● Information shown
++++++++++++++++++++

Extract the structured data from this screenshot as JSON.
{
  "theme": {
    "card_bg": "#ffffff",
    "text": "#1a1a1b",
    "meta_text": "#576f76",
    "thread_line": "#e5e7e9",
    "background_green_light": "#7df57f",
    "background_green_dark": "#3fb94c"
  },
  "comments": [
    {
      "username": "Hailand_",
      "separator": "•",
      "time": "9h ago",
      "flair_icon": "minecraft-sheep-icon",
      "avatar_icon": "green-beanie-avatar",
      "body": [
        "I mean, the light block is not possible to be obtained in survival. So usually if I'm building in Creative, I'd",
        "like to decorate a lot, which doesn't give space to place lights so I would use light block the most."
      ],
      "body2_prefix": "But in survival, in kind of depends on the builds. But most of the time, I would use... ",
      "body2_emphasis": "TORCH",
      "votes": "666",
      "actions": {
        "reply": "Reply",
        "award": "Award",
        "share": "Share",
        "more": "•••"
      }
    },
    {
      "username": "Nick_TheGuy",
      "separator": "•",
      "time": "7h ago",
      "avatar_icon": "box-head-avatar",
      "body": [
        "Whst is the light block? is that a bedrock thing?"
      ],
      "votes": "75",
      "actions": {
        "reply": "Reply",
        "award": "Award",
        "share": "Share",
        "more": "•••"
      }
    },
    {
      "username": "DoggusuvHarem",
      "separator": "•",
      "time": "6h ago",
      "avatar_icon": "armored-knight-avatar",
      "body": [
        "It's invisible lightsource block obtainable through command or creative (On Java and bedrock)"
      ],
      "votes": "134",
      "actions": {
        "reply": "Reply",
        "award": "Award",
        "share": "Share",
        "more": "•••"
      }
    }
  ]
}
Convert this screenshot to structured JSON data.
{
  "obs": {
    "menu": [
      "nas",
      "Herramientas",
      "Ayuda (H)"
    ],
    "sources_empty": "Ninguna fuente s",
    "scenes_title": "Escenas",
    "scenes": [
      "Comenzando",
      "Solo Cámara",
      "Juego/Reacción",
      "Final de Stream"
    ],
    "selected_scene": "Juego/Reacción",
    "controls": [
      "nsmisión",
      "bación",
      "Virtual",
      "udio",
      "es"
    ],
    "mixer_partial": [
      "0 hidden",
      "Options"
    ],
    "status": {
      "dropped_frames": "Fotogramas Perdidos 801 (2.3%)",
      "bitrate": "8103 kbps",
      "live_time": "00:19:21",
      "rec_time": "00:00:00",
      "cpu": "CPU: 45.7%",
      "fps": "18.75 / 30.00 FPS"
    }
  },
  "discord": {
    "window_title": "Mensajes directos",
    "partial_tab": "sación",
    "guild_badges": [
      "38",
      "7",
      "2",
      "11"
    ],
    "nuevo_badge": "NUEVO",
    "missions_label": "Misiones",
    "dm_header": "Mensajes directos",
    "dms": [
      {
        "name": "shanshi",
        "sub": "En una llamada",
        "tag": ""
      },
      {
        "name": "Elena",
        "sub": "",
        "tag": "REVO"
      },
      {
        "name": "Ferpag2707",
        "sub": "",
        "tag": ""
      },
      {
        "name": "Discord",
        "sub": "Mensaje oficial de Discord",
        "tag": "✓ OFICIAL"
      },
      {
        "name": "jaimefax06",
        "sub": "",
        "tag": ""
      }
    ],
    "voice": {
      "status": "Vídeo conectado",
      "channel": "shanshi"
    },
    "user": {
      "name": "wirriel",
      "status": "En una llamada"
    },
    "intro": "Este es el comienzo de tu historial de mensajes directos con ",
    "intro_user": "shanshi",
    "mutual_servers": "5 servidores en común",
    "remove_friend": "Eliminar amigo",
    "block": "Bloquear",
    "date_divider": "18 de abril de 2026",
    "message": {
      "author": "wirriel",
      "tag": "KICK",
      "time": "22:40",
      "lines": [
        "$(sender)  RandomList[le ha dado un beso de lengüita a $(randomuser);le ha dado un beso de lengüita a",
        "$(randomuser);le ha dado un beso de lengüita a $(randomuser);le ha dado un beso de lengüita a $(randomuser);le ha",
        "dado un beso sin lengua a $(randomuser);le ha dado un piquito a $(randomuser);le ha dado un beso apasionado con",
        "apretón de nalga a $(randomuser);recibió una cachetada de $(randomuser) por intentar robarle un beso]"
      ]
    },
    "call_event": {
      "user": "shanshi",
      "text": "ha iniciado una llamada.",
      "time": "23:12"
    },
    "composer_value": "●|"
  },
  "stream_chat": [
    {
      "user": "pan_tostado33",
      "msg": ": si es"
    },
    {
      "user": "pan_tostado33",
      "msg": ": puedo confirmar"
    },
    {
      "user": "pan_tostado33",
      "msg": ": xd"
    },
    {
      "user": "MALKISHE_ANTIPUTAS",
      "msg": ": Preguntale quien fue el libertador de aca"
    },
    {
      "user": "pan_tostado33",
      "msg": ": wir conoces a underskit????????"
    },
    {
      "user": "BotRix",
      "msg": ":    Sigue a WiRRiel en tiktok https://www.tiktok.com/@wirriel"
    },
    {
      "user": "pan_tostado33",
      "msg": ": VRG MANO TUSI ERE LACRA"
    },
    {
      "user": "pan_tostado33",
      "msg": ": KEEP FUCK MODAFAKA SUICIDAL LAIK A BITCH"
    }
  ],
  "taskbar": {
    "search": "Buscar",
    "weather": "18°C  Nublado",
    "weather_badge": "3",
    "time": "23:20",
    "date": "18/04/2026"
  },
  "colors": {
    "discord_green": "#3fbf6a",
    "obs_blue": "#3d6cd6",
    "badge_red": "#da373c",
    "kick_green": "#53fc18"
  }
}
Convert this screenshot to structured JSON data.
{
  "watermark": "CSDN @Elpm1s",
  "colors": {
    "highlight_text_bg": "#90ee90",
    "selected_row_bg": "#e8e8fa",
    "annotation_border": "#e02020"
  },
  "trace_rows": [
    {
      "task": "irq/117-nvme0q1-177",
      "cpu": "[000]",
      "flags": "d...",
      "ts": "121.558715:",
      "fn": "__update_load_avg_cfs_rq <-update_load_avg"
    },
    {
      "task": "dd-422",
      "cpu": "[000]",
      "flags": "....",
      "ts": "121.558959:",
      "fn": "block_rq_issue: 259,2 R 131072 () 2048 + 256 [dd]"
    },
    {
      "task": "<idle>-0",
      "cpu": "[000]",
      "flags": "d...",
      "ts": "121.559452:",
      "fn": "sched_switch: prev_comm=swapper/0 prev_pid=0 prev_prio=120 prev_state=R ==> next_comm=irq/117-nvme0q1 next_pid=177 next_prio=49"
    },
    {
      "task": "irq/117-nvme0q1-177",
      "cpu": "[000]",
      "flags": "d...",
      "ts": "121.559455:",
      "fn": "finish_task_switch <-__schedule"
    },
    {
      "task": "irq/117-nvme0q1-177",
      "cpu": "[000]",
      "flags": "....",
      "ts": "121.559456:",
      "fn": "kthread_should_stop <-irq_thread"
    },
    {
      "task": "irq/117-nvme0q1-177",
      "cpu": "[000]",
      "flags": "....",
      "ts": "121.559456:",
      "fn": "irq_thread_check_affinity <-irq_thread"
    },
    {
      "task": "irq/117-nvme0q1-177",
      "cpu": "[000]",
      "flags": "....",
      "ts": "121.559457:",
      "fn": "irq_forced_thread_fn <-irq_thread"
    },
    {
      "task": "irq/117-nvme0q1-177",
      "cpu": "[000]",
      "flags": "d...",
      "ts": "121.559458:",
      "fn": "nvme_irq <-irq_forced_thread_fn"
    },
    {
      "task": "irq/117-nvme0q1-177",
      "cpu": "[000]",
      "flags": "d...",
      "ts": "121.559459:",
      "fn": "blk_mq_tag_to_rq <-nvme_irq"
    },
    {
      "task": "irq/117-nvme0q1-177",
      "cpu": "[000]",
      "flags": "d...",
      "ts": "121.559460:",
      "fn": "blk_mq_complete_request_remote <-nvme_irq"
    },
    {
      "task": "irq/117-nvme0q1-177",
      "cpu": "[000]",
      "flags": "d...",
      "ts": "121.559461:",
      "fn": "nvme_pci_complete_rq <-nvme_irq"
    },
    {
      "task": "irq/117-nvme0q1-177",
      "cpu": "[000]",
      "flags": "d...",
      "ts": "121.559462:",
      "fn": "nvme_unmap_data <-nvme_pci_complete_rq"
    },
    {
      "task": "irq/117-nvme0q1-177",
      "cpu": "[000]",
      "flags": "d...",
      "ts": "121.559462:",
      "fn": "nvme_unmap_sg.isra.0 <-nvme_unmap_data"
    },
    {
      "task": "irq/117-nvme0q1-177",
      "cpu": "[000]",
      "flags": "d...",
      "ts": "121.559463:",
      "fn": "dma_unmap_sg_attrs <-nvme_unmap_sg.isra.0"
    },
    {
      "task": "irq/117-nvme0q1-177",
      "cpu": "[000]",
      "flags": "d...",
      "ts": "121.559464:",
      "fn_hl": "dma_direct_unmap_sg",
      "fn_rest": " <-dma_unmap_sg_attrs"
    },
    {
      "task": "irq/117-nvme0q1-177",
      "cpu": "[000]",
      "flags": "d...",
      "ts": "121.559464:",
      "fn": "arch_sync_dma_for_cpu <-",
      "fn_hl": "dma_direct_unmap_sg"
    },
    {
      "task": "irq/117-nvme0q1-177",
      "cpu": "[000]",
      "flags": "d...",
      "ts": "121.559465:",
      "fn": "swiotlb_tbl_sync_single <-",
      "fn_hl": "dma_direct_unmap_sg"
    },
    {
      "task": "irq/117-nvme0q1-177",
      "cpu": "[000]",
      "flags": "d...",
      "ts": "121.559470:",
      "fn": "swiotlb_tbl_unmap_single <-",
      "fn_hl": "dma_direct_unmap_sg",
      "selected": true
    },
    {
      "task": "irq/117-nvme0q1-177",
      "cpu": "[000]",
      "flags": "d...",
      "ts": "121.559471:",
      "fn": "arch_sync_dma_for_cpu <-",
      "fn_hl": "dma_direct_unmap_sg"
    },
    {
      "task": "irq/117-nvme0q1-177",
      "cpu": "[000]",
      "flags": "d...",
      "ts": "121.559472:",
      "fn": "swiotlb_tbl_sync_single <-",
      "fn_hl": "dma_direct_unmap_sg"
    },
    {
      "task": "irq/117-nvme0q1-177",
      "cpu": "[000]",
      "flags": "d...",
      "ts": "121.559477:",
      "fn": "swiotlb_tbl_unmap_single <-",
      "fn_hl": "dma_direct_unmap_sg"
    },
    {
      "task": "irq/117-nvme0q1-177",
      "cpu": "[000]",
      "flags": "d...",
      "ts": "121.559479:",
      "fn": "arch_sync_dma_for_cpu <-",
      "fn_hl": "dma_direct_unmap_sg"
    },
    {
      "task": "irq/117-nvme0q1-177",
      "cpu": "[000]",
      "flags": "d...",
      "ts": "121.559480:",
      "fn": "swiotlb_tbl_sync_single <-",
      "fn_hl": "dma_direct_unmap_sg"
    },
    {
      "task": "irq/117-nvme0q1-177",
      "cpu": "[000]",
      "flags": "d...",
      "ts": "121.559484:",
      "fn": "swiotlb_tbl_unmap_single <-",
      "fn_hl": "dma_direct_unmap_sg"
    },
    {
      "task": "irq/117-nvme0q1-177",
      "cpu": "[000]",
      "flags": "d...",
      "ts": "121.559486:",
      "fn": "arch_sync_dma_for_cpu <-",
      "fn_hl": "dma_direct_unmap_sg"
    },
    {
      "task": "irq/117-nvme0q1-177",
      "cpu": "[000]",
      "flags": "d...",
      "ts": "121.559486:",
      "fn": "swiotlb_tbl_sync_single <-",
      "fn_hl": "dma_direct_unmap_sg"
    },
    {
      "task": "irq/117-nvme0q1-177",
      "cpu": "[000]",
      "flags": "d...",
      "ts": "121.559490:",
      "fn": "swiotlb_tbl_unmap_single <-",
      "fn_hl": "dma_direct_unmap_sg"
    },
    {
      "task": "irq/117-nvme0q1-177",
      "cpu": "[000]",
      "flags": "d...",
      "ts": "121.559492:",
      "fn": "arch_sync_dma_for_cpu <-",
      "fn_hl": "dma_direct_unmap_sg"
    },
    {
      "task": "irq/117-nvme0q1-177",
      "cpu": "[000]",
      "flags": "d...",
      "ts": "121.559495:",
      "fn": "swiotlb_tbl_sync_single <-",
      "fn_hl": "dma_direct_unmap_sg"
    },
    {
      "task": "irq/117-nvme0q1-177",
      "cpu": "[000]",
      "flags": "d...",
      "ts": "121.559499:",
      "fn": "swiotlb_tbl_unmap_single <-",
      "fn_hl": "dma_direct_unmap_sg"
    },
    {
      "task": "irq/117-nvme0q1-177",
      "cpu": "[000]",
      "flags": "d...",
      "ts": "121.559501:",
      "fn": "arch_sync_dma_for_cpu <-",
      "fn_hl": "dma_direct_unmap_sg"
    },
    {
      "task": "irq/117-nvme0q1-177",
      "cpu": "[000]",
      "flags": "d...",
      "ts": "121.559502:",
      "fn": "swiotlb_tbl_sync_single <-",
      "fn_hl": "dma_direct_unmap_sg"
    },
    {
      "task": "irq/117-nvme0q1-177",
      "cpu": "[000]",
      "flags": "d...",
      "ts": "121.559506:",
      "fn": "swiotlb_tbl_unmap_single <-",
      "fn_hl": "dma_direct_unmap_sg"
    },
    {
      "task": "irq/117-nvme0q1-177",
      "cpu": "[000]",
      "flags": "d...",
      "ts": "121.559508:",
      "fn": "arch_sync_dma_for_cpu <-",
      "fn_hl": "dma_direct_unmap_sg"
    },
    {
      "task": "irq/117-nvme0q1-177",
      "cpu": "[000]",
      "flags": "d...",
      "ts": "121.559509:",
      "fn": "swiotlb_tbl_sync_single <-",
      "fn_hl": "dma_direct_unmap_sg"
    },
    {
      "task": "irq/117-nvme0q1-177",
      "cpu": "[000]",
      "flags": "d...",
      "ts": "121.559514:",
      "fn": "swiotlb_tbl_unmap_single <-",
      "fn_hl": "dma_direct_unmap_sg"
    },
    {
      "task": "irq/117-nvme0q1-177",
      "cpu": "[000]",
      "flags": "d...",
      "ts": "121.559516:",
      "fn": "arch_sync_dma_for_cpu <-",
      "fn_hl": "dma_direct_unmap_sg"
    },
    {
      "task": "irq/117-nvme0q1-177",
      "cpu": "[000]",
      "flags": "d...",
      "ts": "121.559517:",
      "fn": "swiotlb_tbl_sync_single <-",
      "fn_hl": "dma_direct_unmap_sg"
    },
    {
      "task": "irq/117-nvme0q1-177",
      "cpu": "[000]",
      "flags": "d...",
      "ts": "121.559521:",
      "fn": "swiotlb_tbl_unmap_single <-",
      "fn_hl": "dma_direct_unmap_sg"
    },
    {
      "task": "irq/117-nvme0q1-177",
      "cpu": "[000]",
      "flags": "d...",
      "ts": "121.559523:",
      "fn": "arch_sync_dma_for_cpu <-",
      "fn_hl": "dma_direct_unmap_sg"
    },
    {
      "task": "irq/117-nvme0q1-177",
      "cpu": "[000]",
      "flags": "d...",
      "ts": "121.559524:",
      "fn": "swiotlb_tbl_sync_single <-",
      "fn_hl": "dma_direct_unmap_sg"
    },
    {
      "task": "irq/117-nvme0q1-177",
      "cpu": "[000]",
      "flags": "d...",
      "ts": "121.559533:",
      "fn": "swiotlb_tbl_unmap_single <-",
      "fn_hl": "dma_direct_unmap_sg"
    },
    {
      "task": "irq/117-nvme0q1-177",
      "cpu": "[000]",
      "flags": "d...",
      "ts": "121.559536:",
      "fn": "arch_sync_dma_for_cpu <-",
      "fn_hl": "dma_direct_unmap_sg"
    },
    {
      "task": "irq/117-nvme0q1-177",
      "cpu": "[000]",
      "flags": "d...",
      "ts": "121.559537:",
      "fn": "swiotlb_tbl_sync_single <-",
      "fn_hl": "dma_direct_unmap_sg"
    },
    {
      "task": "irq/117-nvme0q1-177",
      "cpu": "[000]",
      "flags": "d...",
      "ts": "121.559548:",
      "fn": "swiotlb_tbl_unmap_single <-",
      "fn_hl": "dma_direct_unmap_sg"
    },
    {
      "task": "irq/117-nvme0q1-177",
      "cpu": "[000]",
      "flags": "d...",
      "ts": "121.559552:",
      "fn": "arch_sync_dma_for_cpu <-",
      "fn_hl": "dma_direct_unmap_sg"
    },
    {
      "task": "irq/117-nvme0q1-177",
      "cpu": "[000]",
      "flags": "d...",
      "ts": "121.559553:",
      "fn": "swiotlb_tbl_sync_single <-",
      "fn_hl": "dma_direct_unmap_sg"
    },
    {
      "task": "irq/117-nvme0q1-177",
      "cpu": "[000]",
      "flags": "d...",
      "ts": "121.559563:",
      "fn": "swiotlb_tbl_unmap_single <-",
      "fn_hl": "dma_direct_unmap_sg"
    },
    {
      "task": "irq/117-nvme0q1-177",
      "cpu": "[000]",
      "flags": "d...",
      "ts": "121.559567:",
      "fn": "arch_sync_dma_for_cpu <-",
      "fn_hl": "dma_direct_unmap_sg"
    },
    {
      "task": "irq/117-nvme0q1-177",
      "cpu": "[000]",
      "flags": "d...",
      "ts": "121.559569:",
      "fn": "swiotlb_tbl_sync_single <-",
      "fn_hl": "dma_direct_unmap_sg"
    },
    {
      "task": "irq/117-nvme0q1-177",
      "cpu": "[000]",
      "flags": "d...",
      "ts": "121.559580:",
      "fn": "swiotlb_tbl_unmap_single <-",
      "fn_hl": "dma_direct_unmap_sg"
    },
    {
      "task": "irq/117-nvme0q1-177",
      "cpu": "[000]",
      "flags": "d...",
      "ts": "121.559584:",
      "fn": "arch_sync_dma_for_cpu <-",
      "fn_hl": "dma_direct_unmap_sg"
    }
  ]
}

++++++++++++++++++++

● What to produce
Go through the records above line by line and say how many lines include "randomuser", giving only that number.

● Result for this exercise
4